Mr Tillyer said: ‘The Lidl is just across from the ambulance station and had just opened, following my shift.
‘I normally don’t go in there in my uniform, but I needed some essentials because the 24-hour Tesco I normally go to is currently on reduced hours.
‘I’d had to have a pot noodle for my lunch because I had nothing in so I was just getting some milk, eggs and groceries.
‘As I walked to the queue, a young couple saw my uniform and let me go ahead and then another person told me to go in front of them and suddenly one by one they let me go to all the way to the front.
‘Then another customer shouted, “give him a round of applause” and they all started clapping.
‘I think I turned a bright shade of red as it was very heart-warming.
‘I am proud of my job and the organisation that I work with but sometimes we get a bashing from people and this kind act just reminded me that the general public value what we do.’
Touched, but slightly embarrassed, Mr Tillyer headed inside the store and picked up his groceries.
When he reached the queue for the tills, he found the young couple from outside who let him in front of them once again.
He had begun chatting to a middle-aged woman also queueing and as he was about to pay she came over and tapped her debit card on the card reader, paying for his £25 shop using contactless.

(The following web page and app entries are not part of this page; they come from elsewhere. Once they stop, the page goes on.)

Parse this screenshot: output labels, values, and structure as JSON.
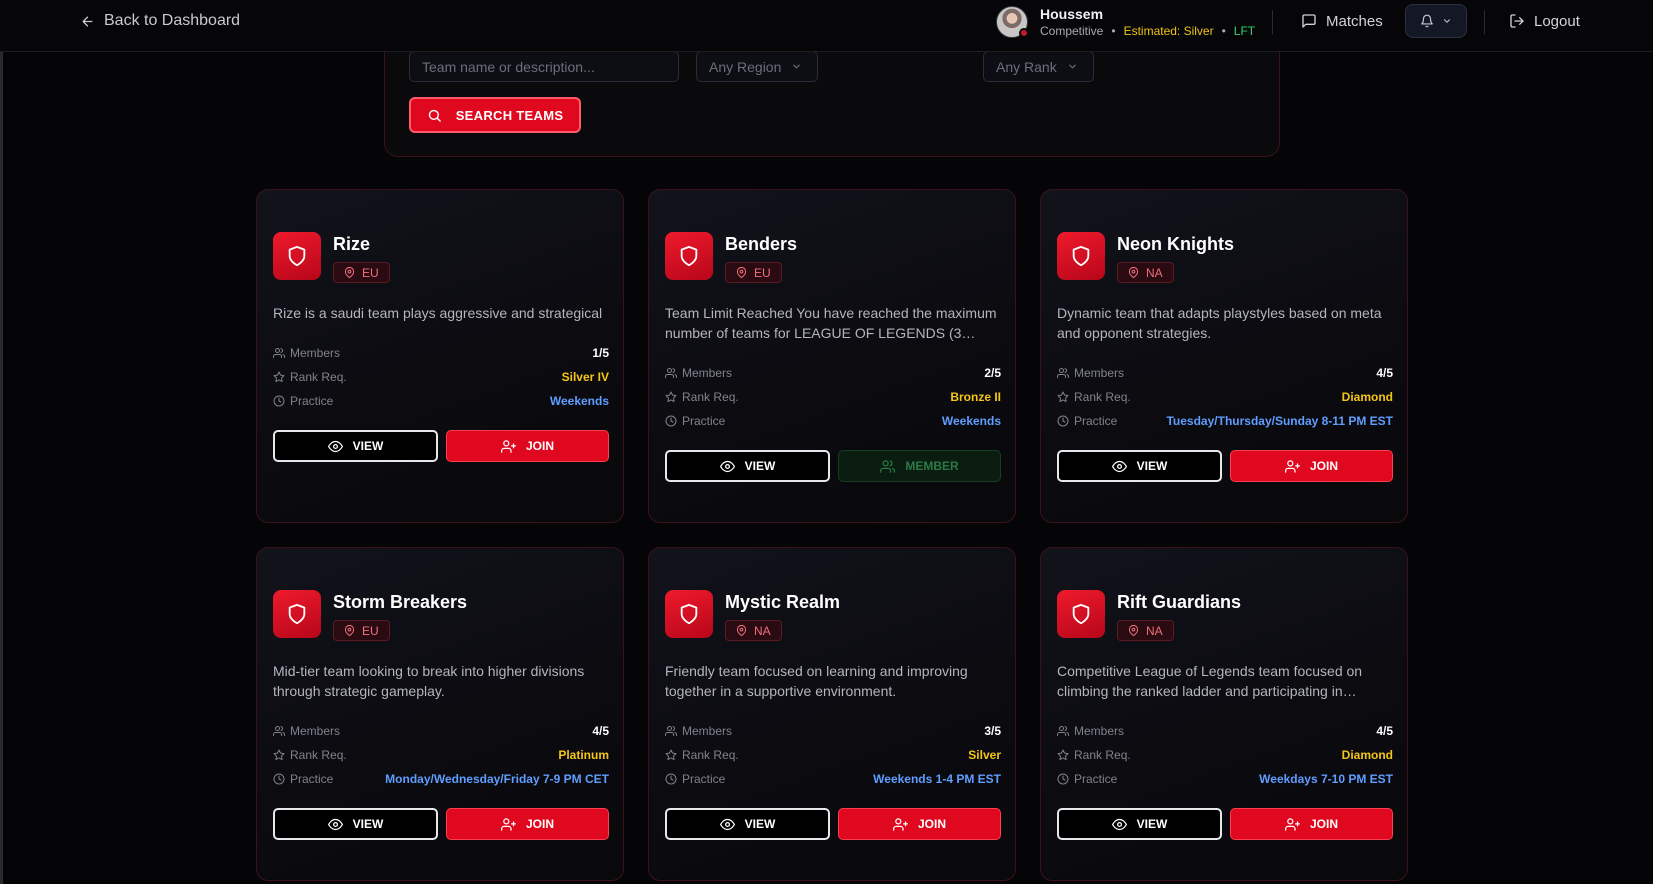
{
  "nav": {
    "back_label": "Back to Dashboard",
    "user_name": "Houssem",
    "user_mode": "Competitive",
    "user_estimated": "Estimated: Silver",
    "user_status": "LFT",
    "separator": "•",
    "matches_label": "Matches",
    "logout_label": "Logout"
  },
  "search": {
    "name_placeholder": "Team name or description...",
    "region_value": "Any Region",
    "rank_value": "Any Rank",
    "button_label": "SEARCH TEAMS"
  },
  "stat_labels": {
    "members": "Members",
    "rank": "Rank Req.",
    "practice": "Practice"
  },
  "buttons": {
    "view": "VIEW",
    "join": "JOIN",
    "member": "MEMBER"
  },
  "teams": [
    {
      "name": "Rize",
      "region": "EU",
      "description": "Rize is a saudi team plays aggressive and strategical",
      "members": "1/5",
      "rank": "Silver IV",
      "practice": "Weekends",
      "action": "join"
    },
    {
      "name": "Benders",
      "region": "EU",
      "description": "Team Limit Reached You have reached the maximum number of teams for LEAGUE OF LEGENDS (3…",
      "members": "2/5",
      "rank": "Bronze II",
      "practice": "Weekends",
      "action": "member"
    },
    {
      "name": "Neon Knights",
      "region": "NA",
      "description": "Dynamic team that adapts playstyles based on meta and opponent strategies.",
      "members": "4/5",
      "rank": "Diamond",
      "practice": "Tuesday/Thursday/Sunday 8-11 PM EST",
      "action": "join"
    },
    {
      "name": "Storm Breakers",
      "region": "EU",
      "description": "Mid-tier team looking to break into higher divisions through strategic gameplay.",
      "members": "4/5",
      "rank": "Platinum",
      "practice": "Monday/Wednesday/Friday 7-9 PM CET",
      "action": "join"
    },
    {
      "name": "Mystic Realm",
      "region": "NA",
      "description": "Friendly team focused on learning and improving together in a supportive environment.",
      "members": "3/5",
      "rank": "Silver",
      "practice": "Weekends 1-4 PM EST",
      "action": "join"
    },
    {
      "name": "Rift Guardians",
      "region": "NA",
      "description": "Competitive League of Legends team focused on climbing the ranked ladder and participating in…",
      "members": "4/5",
      "rank": "Diamond",
      "practice": "Weekdays 7-10 PM EST",
      "action": "join"
    }
  ]
}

He said: ‘I was putting my hand in my pocked to get my wallet when the lady came forward and tapped her card on the card reader.

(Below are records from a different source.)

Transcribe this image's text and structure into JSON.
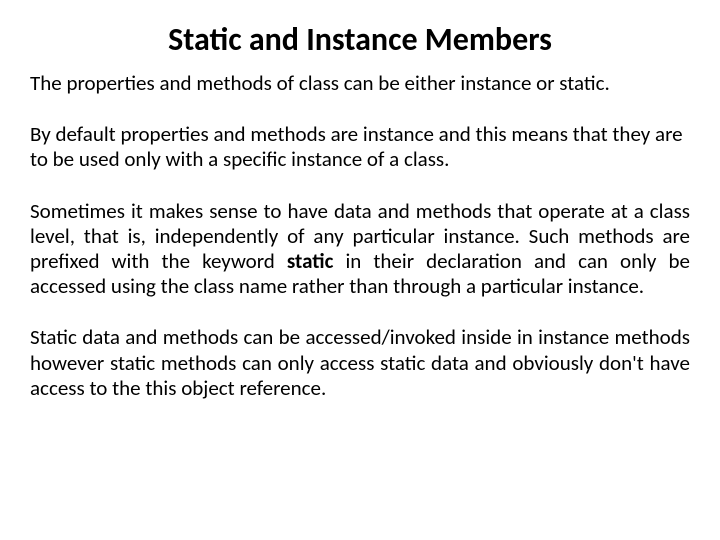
{
  "title": "Static and Instance Members",
  "p1": "The properties and methods of class can be either instance or static.",
  "p2": "By default properties and methods are instance and this means that they are to be used only with a specific instance of a class.",
  "p3_a": "Sometimes it makes sense to have data and methods that operate at a class level, that is, independently of any particular instance. Such methods are prefixed with the keyword ",
  "p3_bold": "static",
  "p3_b": " in their declaration and can only be accessed using the class name rather than through a particular instance.",
  "p4": "Static data and methods can be accessed/invoked inside in instance methods however static methods can only access static data and obviously don't have access to the this object reference."
}
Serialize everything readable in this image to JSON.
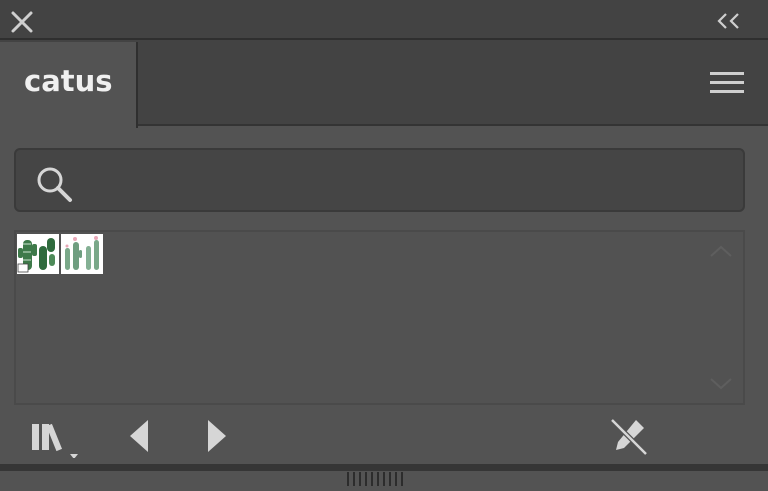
{
  "panel": {
    "active_tab": "catus"
  },
  "icons": {
    "close": "close-icon",
    "collapse": "double-chevron-left-icon",
    "menu": "hamburger-menu-icon",
    "search": "search-icon",
    "library": "library-books-icon",
    "previous": "triangle-left-icon",
    "next": "triangle-right-icon",
    "unlink": "pencil-unlink-icon"
  },
  "colors": {
    "panel_bg": "#535353",
    "header_bg": "#434343",
    "icon_light": "#d6d6d6",
    "cactus_green": "#3e7a4a"
  },
  "search": {
    "value": "",
    "placeholder": ""
  },
  "thumbnails": [
    {
      "name": "cactus-thumbnail-1"
    },
    {
      "name": "cactus-thumbnail-2"
    }
  ]
}
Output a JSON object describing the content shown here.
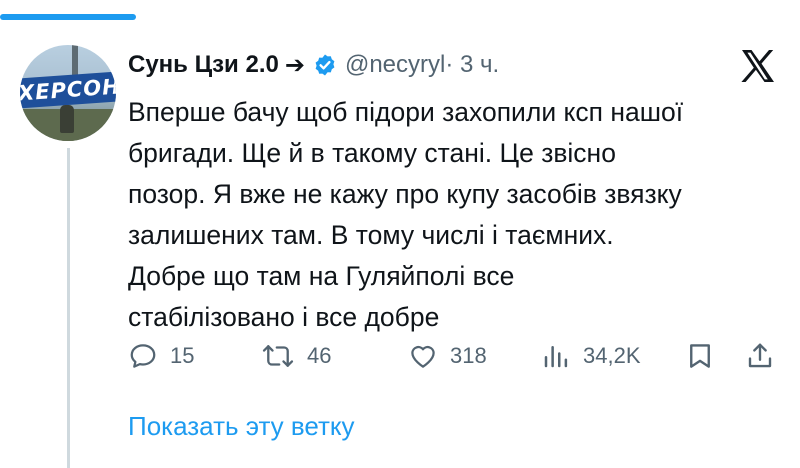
{
  "tweet": {
    "display_name": "Сунь Цзи 2.0",
    "name_arrow": "➔",
    "handle": "@necyryl",
    "time": " · 3 ч.",
    "avatar_sign_text": "ХЕРСОН",
    "text": "Вперше бачу щоб підори захопили ксп нашої\nбригади. Ще й в такому стані. Це звісно\nпозор. Я вже не кажу про купу засобів звязку\nзалишених там. В тому числі і таємних.\nДобре що там на Гуляйполі все\nстабілізовано і все добре"
  },
  "actions": {
    "replies": "15",
    "retweets": "46",
    "likes": "318",
    "views": "34,2K"
  },
  "show_thread": "Показать эту ветку",
  "icons": [
    "verified-badge-icon",
    "x-logo-icon",
    "reply-icon",
    "retweet-icon",
    "like-icon",
    "views-icon",
    "bookmark-icon",
    "share-icon"
  ],
  "colors": {
    "accent": "#1d9bf0",
    "secondary_text": "#536471",
    "primary_text": "#0f1419"
  }
}
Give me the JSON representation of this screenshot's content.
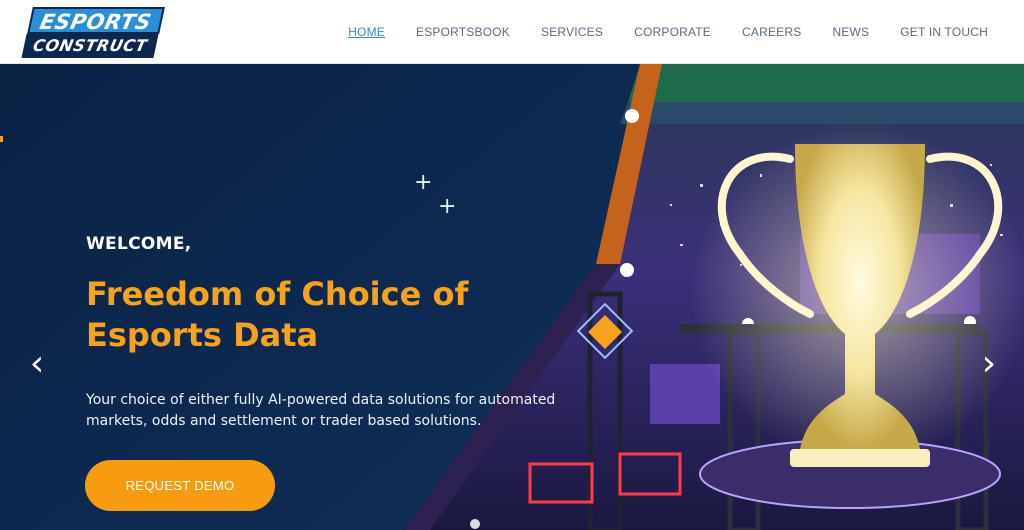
{
  "brand": {
    "line1": "ESPORTS",
    "line2": "CONSTRUCT",
    "colors": {
      "primary": "#2a8fd8",
      "dark": "#0c2850"
    }
  },
  "nav": {
    "items": [
      {
        "label": "HOME",
        "active": true
      },
      {
        "label": "ESPORTSBOOK"
      },
      {
        "label": "SERVICES"
      },
      {
        "label": "CORPORATE"
      },
      {
        "label": "CAREERS"
      },
      {
        "label": "NEWS"
      },
      {
        "label": "GET IN TOUCH"
      }
    ]
  },
  "hero": {
    "welcome": "WELCOME,",
    "headline": "Freedom of Choice of Esports Data",
    "subtext": "Your choice of either fully AI-powered data solutions for automated markets, odds and settlement or trader based solutions.",
    "cta_label": "REQUEST DEMO",
    "prev_icon": "chevron-left-icon",
    "next_icon": "chevron-right-icon",
    "accent_color": "#f79c12",
    "background_color": "#0d2a52"
  }
}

‘It didn’t go through the first time and I tried to stop her, but she did it again and it worked.
Mr Tillyer, pictured, said he was stunned by the reaction his uniform provoked while shopping
‘Then she smiled and said, “now you can’t stop me.”‘I was shocked and embarrassed, but I had a big smile on my face as I walked back to the car and I was grinning to myself.
‘I felt I had to say something straight away before I went to bed and I shared what had happened on Facebook straightaway.
‘I was in shock and a bit emotional.
‘It touched me and it resonated with me from an emotional point of view that what I do means a lot to people and that paramedics are respected and valued.’
Mr Tillyer awoke the next day to over 150 text messages and more than 100 Facebook friend requests after his post went viral overnight.
It has now racked up almost 200,000 likes on Facebook and been shared 70,000 times and he has received messages of support from thousands of people.
He said: ‘I’m quite a private person, but it has been nice to see that so many people share the same sentiment expressed by the people in the store.
‘There has been some negativity though – some people believe that it was irresponsible going to a supermarket in uniform after work from an infections point of view.
‘But I know that my uniform was clean and I have multiple changes of uniform in case I need to get changed.
‘My job hasn’t got any more challenging yet because of Covid-19, but there has been an adjustment.
‘I think people understand the pressures we are under because of the virus.’
Source: Read Full Article